Exercise prompt: Print out the entries, word for word.

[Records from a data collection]
>>

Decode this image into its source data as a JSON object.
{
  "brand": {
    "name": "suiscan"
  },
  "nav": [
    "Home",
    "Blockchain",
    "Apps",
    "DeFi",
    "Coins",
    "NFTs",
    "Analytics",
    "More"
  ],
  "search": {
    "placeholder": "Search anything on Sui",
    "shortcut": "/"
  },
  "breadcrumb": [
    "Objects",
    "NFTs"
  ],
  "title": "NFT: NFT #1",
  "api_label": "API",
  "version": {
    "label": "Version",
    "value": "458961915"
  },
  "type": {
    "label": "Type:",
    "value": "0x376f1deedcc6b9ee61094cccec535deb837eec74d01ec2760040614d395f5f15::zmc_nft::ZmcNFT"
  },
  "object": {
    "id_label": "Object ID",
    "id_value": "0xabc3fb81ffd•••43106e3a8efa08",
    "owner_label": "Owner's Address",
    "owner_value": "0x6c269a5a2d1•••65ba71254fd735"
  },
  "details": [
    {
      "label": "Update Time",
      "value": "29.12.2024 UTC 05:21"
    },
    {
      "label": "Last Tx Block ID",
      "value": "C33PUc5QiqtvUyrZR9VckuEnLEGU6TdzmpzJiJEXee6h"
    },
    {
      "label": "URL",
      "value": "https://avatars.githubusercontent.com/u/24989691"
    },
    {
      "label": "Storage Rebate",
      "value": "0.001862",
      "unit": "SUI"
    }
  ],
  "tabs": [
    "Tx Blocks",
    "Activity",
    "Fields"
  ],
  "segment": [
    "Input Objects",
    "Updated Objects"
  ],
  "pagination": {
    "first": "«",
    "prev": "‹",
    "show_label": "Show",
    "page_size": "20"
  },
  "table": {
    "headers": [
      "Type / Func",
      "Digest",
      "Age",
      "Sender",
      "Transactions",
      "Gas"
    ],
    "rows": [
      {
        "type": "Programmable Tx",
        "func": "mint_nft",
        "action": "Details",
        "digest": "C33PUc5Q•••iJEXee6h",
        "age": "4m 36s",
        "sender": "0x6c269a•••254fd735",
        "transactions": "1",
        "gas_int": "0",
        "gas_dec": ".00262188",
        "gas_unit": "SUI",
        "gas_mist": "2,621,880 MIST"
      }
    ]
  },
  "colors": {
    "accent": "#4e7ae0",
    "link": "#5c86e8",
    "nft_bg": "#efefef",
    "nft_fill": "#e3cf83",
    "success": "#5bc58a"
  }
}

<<

Solution to the problem:
Decode this image into its source data as a JSON object.
{
  "brand": {
    "name": "suiscan"
  },
  "nav": [
    "Home",
    "Blockchain",
    "Apps",
    "DeFi",
    "Coins",
    "NFTs",
    "Analytics",
    "More"
  ],
  "search": {
    "placeholder": "Search anything on Sui",
    "shortcut": "/"
  },
  "breadcrumb": [
    "Objects",
    "NFTs"
  ],
  "title": "NFT: NFT #1",
  "api_label": "API",
  "version": {
    "label": "Version",
    "value": "458961915"
  },
  "type": {
    "label": "Type:",
    "value": "0x376f1deedcc6b9ee61094cccec535deb837eec74d01ec2760040614d395f5f15::zmc_nft::ZmcNFT"
  },
  "object": {
    "id_label": "Object ID",
    "id_value": "0xabc3fb81ffd•••43106e3a8efa08",
    "owner_label": "Owner's Address",
    "owner_value": "0x6c269a5a2d1•••65ba71254fd735"
  },
  "details": [
    {
      "label": "Update Time",
      "value": "29.12.2024 UTC 05:21"
    },
    {
      "label": "Last Tx Block ID",
      "value": "C33PUc5QiqtvUyrZR9VckuEnLEGU6TdzmpzJiJEXee6h"
    },
    {
      "label": "URL",
      "value": "https://avatars.githubusercontent.com/u/24989691"
    },
    {
      "label": "Storage Rebate",
      "value": "0.001862",
      "unit": "SUI"
    }
  ],
  "tabs": [
    "Tx Blocks",
    "Activity",
    "Fields"
  ],
  "segment": [
    "Input Objects",
    "Updated Objects"
  ],
  "pagination": {
    "first": "«",
    "prev": "‹",
    "show_label": "Show",
    "page_size": "20"
  },
  "table": {
    "headers": [
      "Type / Func",
      "Digest",
      "Age",
      "Sender",
      "Transactions",
      "Gas"
    ],
    "rows": [
      {
        "type": "Programmable Tx",
        "func": "mint_nft",
        "action": "Details",
        "digest": "C33PUc5Q•••iJEXee6h",
        "age": "4m 36s",
        "sender": "0x6c269a•••254fd735",
        "transactions": "1",
        "gas_int": "0",
        "gas_dec": ".00262188",
        "gas_unit": "SUI",
        "gas_mist": "2,621,880 MIST"
      }
    ]
  },
  "colors": {
    "accent": "#4e7ae0",
    "link": "#5c86e8",
    "nft_bg": "#efefef",
    "nft_fill": "#e3cf83",
    "success": "#5bc58a"
  }
}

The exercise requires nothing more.